Then Rocco spent nearly an hour detailing his years-long legal battle to prove that the evidence—four rolls of Kodak film and a SmokeCraft sausage—used against him in his 1981 trial were false. He described how the jury in his first trial failed to reach a verdict and how the original judge recused himself from a second trial because he had “reasonable doubts” about Rocco's culpability. Rocco says he prepared for the second trial by writing to Kodak Co. in an effort to prove that the film used as evidence against him had expiration dates that proved they couldn't have been on the shelf at the supermarket in Santa Ana the day he was arrested.

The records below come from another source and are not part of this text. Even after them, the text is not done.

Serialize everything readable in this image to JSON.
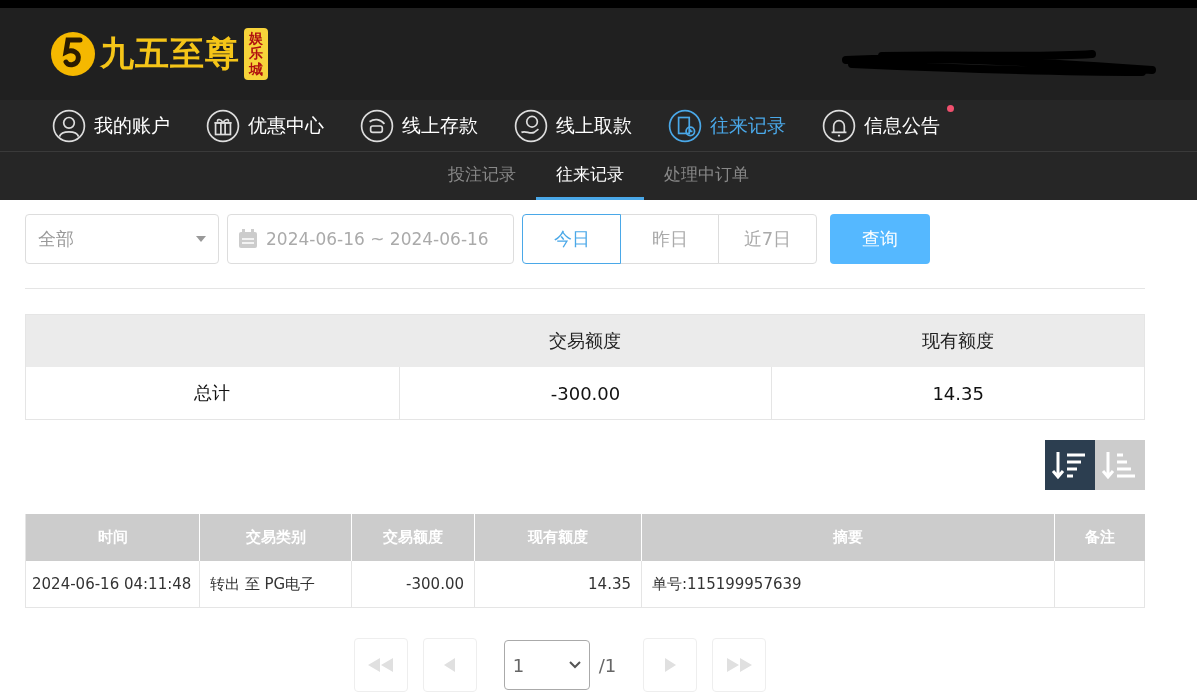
{
  "brand": {
    "name": "九五至尊",
    "badge": "娱乐城"
  },
  "nav": [
    {
      "kind": "account",
      "label": "我的账户",
      "selected": false,
      "dot": false
    },
    {
      "kind": "gift",
      "label": "优惠中心",
      "selected": false,
      "dot": false
    },
    {
      "kind": "deposit",
      "label": "线上存款",
      "selected": false,
      "dot": false
    },
    {
      "kind": "withdraw",
      "label": "线上取款",
      "selected": false,
      "dot": false
    },
    {
      "kind": "records",
      "label": "往来记录",
      "selected": true,
      "dot": false
    },
    {
      "kind": "bell",
      "label": "信息公告",
      "selected": false,
      "dot": true
    }
  ],
  "subtabs": [
    {
      "label": "投注记录",
      "selected": false
    },
    {
      "label": "往来记录",
      "selected": true
    },
    {
      "label": "处理中订单",
      "selected": false
    }
  ],
  "filters": {
    "type_select": {
      "value": "全部"
    },
    "date_range": {
      "value": "2024-06-16 ~ 2024-06-16"
    },
    "quick_ranges": [
      {
        "label": "今日",
        "selected": true
      },
      {
        "label": "昨日",
        "selected": false
      },
      {
        "label": "近7日",
        "selected": false
      }
    ],
    "search_button": "查询"
  },
  "summary": {
    "columns": [
      "交易额度",
      "现有额度"
    ],
    "row": {
      "label": "总计",
      "values": [
        "-300.00",
        "14.35"
      ]
    }
  },
  "sort_buttons": [
    {
      "kind": "desc",
      "selected": true
    },
    {
      "kind": "asc",
      "selected": false
    }
  ],
  "table": {
    "columns": [
      "时间",
      "交易类别",
      "交易额度",
      "现有额度",
      "摘要",
      "备注"
    ],
    "rows": [
      {
        "cells": [
          "2024-06-16 04:11:48",
          "转出 至 PG电子",
          "-300.00",
          "14.35",
          "单号:115199957639",
          ""
        ]
      }
    ]
  },
  "pagination": {
    "page": "1",
    "total": "/1",
    "buttons": [
      {
        "kind": "first",
        "disabled": true
      },
      {
        "kind": "prev",
        "disabled": true
      },
      {
        "kind": "next",
        "disabled": true
      },
      {
        "kind": "last",
        "disabled": true
      }
    ]
  }
}
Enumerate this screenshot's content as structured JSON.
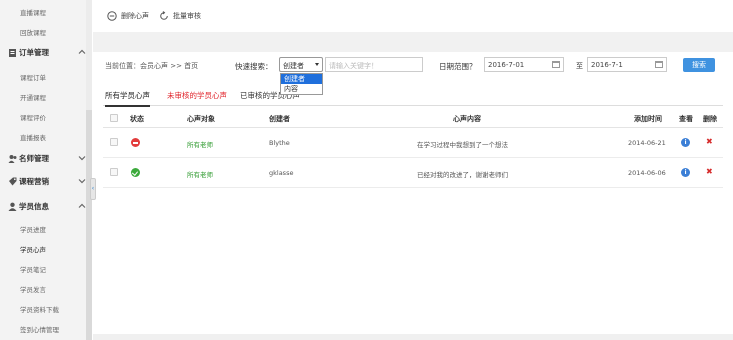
{
  "sidebar": {
    "top_items": [
      "直播课程",
      "回放课程"
    ],
    "groups": [
      {
        "label": "订单管理",
        "items": [
          "课程订单",
          "开通课程",
          "课程评价",
          "直播报表"
        ]
      },
      {
        "label": "名师管理",
        "items": []
      },
      {
        "label": "课程营销",
        "items": []
      },
      {
        "label": "学员信息",
        "items": [
          "学员进度",
          "学员心声",
          "学员笔记",
          "学员发言",
          "学员资料下载",
          "签到心情管理"
        ]
      }
    ]
  },
  "toolbar": {
    "delete_label": "删除心声",
    "batch_label": "批量审核"
  },
  "filter": {
    "breadcrumb": "当前位置：会员心声 >> 首页",
    "quick_search_label": "快速搜索：",
    "select_value": "创建者",
    "keyword_placeholder": "请输入关键字！",
    "date_label": "日期范围？",
    "date_from": "2016-7-01",
    "to_label": "至",
    "date_to": "2016-7-1",
    "search_label": "搜索",
    "dropdown_options": [
      "创建者",
      "内容"
    ]
  },
  "tabs": [
    "所有学员心声",
    "未审核的学员心声",
    "已审核的学员心声"
  ],
  "table": {
    "headers": [
      "状态",
      "心声对象",
      "创建者",
      "心声内容",
      "添加时间",
      "查看",
      "删除"
    ],
    "rows": [
      {
        "status": "red",
        "target": "所有老师",
        "creator": "Blythe",
        "content": "在学习过程中我想到了一个想法",
        "time": "2014-06-21"
      },
      {
        "status": "green",
        "target": "所有老师",
        "creator": "gklasse",
        "content": "已经对我的改进了，谢谢老师们",
        "time": "2014-06-06"
      }
    ]
  },
  "colors": {
    "accent": "#3f92e0",
    "tab_red": "#e0242b",
    "target_green": "#2e9a2e"
  }
}
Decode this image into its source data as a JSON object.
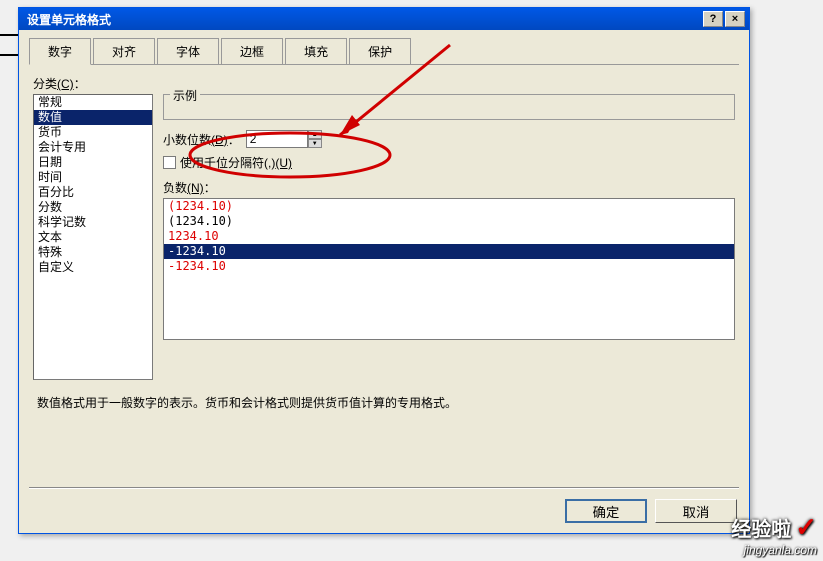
{
  "dialog": {
    "title": "设置单元格格式",
    "help_btn": "?",
    "close_btn": "×"
  },
  "tabs": [
    "数字",
    "对齐",
    "字体",
    "边框",
    "填充",
    "保护"
  ],
  "active_tab": 0,
  "category": {
    "label": "分类",
    "hotkey": "(C)",
    "suffix": "：",
    "items": [
      "常规",
      "数值",
      "货币",
      "会计专用",
      "日期",
      "时间",
      "百分比",
      "分数",
      "科学记数",
      "文本",
      "特殊",
      "自定义"
    ],
    "selected_index": 1
  },
  "sample": {
    "label": "示例"
  },
  "decimal": {
    "label": "小数位数",
    "hotkey": "(D)",
    "suffix": "：",
    "value": "2"
  },
  "thousands": {
    "label": "使用千位分隔符(,)",
    "hotkey": "(U)"
  },
  "negative": {
    "label": "负数",
    "hotkey": "(N)",
    "suffix": "：",
    "items": [
      {
        "text": "(1234.10)",
        "color": "red"
      },
      {
        "text": "(1234.10)",
        "color": "black"
      },
      {
        "text": "1234.10",
        "color": "red"
      },
      {
        "text": "-1234.10",
        "color": "black",
        "selected": true
      },
      {
        "text": "-1234.10",
        "color": "red"
      }
    ]
  },
  "description": "数值格式用于一般数字的表示。货币和会计格式则提供货币值计算的专用格式。",
  "footer": {
    "ok": "确定",
    "cancel": "取消"
  },
  "watermark": {
    "line1": "经验啦",
    "line2": "jingyanla.com"
  }
}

Rocco's problems with Albertsons didn't end with his shoplifting conviction. He alleged that his 1982 arrest for stealing records from a local library was also arranged by the supermarket. Rocco said police took hundreds of records from his home and returned all but four. “Just like I was arrested for four rolls of film, I was arrested for four records,” he explained. “This was a plan to destroy my appeal.”
But Rocco's most startling revelations about his alleged victimization at the hands of Albertsons concerned his involvement in a March 25, 1987, vehicular incident that morning. Rocco was bicycling to court when he says he was struck by a truck. The male truck driver took him to the hospital but left with his bike. Rocco later found the bike in the back of the truck, and after a scary encounter with a man wielding a power saw, he retrieved his property.
Rocco says he soon discovered the entire accident was part of a murder plot orchestrated by Albertsons.
That discovery came when he met Evan Harris, Rocco's mysterious Tony Cliftonesque sidekick at the Feb. 18 press conference. Harris then unleashed a bombshell: he was hired to spy on Rocco by a lawyer—who was the same man who tried to murder Rocco with his truck.
“At the time, I was a student at Santa Ana College taking paralegal classes,” Harris said. “I was looking for employment in Orange County, dropping off rsums, and one day, I was in the courtroom, and there was a bulletin board. I saw an ad for a legal assistant.” Harris said he met with a lawyer who told him “there was a lot of money to be made, especially if I did investigative work on Mr. Rocco.”
Harris said he followed Rocco to the Orange Coast College swap meet and “did kind of a surveillance thing.” The lawyer had told him Rocco was selling bootleg records, but Harris claimed he saw no evidence to support this. “I saw no criminal activity of any kind,” he said. “But [the lawyer] kind of insisted I go back and keep trying. He said that he worked for Albertsons and that there was a lot of money to be made.”
At this point, Leone interrupted Harris.
“What do you know about the contract to run over Steve?” he asked.
“Well, after a while, I was suspicious about the whole thing,” Harris responded. “I wasn't comfortable. . . . Mr. Rocco was trying to contact me at this time. He showed me a lot of paperwork on [the lawyer] that [showed] he was arrested for hit and run. I never went back. This is 20 years ago now.”
“How do you know [the lawyer] meant to kill Rocco in that hit-and-run incident?” Leone asked.
Harris looked confused. “When I met with Mr. Rocco, he had papers on the hit and run,” he finally said.
“Those are big allegations,” Leone declared. “Are you going to leave us hanging there, Steve?”
“Yes, I'll leave you hanging there,” Rocco said. “Next time, I'll go into The Partnership.”
The only question came from a clearly befuddled Registerreporter, who reminded Rocco she was here to cover a press conference called by a school official.
“How does all this play into your role at OUSD?” she asked.
“There's no difference to me between my role as an educator at OUSD and fighting The Partnership,” Rocco responded. “It's the same thing.”